'''

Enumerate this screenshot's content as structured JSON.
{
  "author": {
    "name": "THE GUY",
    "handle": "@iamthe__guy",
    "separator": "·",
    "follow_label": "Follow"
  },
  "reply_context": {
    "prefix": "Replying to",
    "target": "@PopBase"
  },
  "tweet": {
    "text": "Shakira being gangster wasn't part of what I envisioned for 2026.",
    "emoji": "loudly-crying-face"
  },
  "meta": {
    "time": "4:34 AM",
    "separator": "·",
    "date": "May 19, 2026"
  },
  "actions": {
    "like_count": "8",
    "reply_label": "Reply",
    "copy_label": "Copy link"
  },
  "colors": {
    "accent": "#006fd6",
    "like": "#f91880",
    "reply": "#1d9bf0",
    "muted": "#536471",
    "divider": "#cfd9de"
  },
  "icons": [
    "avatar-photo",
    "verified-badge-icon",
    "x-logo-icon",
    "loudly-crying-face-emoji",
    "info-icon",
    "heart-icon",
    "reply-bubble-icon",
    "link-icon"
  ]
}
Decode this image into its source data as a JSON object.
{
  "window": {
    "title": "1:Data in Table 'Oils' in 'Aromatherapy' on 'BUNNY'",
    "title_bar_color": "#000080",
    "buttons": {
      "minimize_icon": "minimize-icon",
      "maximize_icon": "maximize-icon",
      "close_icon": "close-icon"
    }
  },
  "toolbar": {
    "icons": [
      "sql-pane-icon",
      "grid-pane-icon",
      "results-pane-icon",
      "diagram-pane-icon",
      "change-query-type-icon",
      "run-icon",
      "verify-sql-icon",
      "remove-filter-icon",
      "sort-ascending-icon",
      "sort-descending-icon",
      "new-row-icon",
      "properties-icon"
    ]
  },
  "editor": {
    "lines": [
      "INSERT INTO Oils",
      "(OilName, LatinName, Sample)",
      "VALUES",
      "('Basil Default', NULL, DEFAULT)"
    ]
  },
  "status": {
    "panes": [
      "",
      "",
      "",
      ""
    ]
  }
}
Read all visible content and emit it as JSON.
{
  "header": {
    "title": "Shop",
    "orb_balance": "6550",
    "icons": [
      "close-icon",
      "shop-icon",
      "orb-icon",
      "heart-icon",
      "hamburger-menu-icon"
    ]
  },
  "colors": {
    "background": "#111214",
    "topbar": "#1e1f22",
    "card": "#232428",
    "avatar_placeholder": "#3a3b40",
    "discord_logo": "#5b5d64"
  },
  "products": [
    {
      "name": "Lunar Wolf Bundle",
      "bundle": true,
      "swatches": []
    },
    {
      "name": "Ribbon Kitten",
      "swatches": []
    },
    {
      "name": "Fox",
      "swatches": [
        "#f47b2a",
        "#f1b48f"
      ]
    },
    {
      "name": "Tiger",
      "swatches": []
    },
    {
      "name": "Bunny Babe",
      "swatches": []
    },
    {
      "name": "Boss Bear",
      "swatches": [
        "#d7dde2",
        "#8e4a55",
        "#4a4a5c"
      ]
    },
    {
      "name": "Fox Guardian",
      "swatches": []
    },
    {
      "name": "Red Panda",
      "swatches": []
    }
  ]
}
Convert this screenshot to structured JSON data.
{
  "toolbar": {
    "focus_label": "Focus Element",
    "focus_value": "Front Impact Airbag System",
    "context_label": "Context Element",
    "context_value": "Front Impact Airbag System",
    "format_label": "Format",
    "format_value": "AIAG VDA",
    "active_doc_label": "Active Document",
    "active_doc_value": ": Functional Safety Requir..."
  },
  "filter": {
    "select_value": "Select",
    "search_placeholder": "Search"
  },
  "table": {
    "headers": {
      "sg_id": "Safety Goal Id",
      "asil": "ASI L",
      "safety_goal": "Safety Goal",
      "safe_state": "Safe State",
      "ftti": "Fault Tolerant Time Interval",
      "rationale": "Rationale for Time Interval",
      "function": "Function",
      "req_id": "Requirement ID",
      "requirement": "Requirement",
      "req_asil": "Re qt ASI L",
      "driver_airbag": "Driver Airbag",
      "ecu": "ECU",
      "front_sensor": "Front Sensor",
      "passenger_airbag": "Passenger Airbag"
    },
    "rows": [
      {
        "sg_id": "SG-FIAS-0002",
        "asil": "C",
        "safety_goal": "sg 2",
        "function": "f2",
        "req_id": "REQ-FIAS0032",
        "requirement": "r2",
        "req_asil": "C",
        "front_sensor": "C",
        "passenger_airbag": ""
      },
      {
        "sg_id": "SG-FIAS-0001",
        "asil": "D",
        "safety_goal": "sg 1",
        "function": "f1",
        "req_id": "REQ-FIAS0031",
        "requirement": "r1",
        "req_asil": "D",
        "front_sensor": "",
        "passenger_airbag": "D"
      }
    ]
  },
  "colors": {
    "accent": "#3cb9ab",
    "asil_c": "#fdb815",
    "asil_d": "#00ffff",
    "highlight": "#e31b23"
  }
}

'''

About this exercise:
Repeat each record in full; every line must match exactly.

Task result:
Enumerate this screenshot's content as structured JSON.
{
  "author": {
    "name": "THE GUY",
    "handle": "@iamthe__guy",
    "separator": "·",
    "follow_label": "Follow"
  },
  "reply_context": {
    "prefix": "Replying to",
    "target": "@PopBase"
  },
  "tweet": {
    "text": "Shakira being gangster wasn't part of what I envisioned for 2026.",
    "emoji": "loudly-crying-face"
  },
  "meta": {
    "time": "4:34 AM",
    "separator": "·",
    "date": "May 19, 2026"
  },
  "actions": {
    "like_count": "8",
    "reply_label": "Reply",
    "copy_label": "Copy link"
  },
  "colors": {
    "accent": "#006fd6",
    "like": "#f91880",
    "reply": "#1d9bf0",
    "muted": "#536471",
    "divider": "#cfd9de"
  },
  "icons": [
    "avatar-photo",
    "verified-badge-icon",
    "x-logo-icon",
    "loudly-crying-face-emoji",
    "info-icon",
    "heart-icon",
    "reply-bubble-icon",
    "link-icon"
  ]
}
Decode this image into its source data as a JSON object.
{
  "window": {
    "title": "1:Data in Table 'Oils' in 'Aromatherapy' on 'BUNNY'",
    "title_bar_color": "#000080",
    "buttons": {
      "minimize_icon": "minimize-icon",
      "maximize_icon": "maximize-icon",
      "close_icon": "close-icon"
    }
  },
  "toolbar": {
    "icons": [
      "sql-pane-icon",
      "grid-pane-icon",
      "results-pane-icon",
      "diagram-pane-icon",
      "change-query-type-icon",
      "run-icon",
      "verify-sql-icon",
      "remove-filter-icon",
      "sort-ascending-icon",
      "sort-descending-icon",
      "new-row-icon",
      "properties-icon"
    ]
  },
  "editor": {
    "lines": [
      "INSERT INTO Oils",
      "(OilName, LatinName, Sample)",
      "VALUES",
      "('Basil Default', NULL, DEFAULT)"
    ]
  },
  "status": {
    "panes": [
      "",
      "",
      "",
      ""
    ]
  }
}
Read all visible content and emit it as JSON.
{
  "header": {
    "title": "Shop",
    "orb_balance": "6550",
    "icons": [
      "close-icon",
      "shop-icon",
      "orb-icon",
      "heart-icon",
      "hamburger-menu-icon"
    ]
  },
  "colors": {
    "background": "#111214",
    "topbar": "#1e1f22",
    "card": "#232428",
    "avatar_placeholder": "#3a3b40",
    "discord_logo": "#5b5d64"
  },
  "products": [
    {
      "name": "Lunar Wolf Bundle",
      "bundle": true,
      "swatches": []
    },
    {
      "name": "Ribbon Kitten",
      "swatches": []
    },
    {
      "name": "Fox",
      "swatches": [
        "#f47b2a",
        "#f1b48f"
      ]
    },
    {
      "name": "Tiger",
      "swatches": []
    },
    {
      "name": "Bunny Babe",
      "swatches": []
    },
    {
      "name": "Boss Bear",
      "swatches": [
        "#d7dde2",
        "#8e4a55",
        "#4a4a5c"
      ]
    },
    {
      "name": "Fox Guardian",
      "swatches": []
    },
    {
      "name": "Red Panda",
      "swatches": []
    }
  ]
}
Convert this screenshot to structured JSON data.
{
  "toolbar": {
    "focus_label": "Focus Element",
    "focus_value": "Front Impact Airbag System",
    "context_label": "Context Element",
    "context_value": "Front Impact Airbag System",
    "format_label": "Format",
    "format_value": "AIAG VDA",
    "active_doc_label": "Active Document",
    "active_doc_value": ": Functional Safety Requir..."
  },
  "filter": {
    "select_value": "Select",
    "search_placeholder": "Search"
  },
  "table": {
    "headers": {
      "sg_id": "Safety Goal Id",
      "asil": "ASI L",
      "safety_goal": "Safety Goal",
      "safe_state": "Safe State",
      "ftti": "Fault Tolerant Time Interval",
      "rationale": "Rationale for Time Interval",
      "function": "Function",
      "req_id": "Requirement ID",
      "requirement": "Requirement",
      "req_asil": "Re qt ASI L",
      "driver_airbag": "Driver Airbag",
      "ecu": "ECU",
      "front_sensor": "Front Sensor",
      "passenger_airbag": "Passenger Airbag"
    },
    "rows": [
      {
        "sg_id": "SG-FIAS-0002",
        "asil": "C",
        "safety_goal": "sg 2",
        "function": "f2",
        "req_id": "REQ-FIAS0032",
        "requirement": "r2",
        "req_asil": "C",
        "front_sensor": "C",
        "passenger_airbag": ""
      },
      {
        "sg_id": "SG-FIAS-0001",
        "asil": "D",
        "safety_goal": "sg 1",
        "function": "f1",
        "req_id": "REQ-FIAS0031",
        "requirement": "r1",
        "req_asil": "D",
        "front_sensor": "",
        "passenger_airbag": "D"
      }
    ]
  },
  "colors": {
    "accent": "#3cb9ab",
    "asil_c": "#fdb815",
    "asil_d": "#00ffff",
    "highlight": "#e31b23"
  }
}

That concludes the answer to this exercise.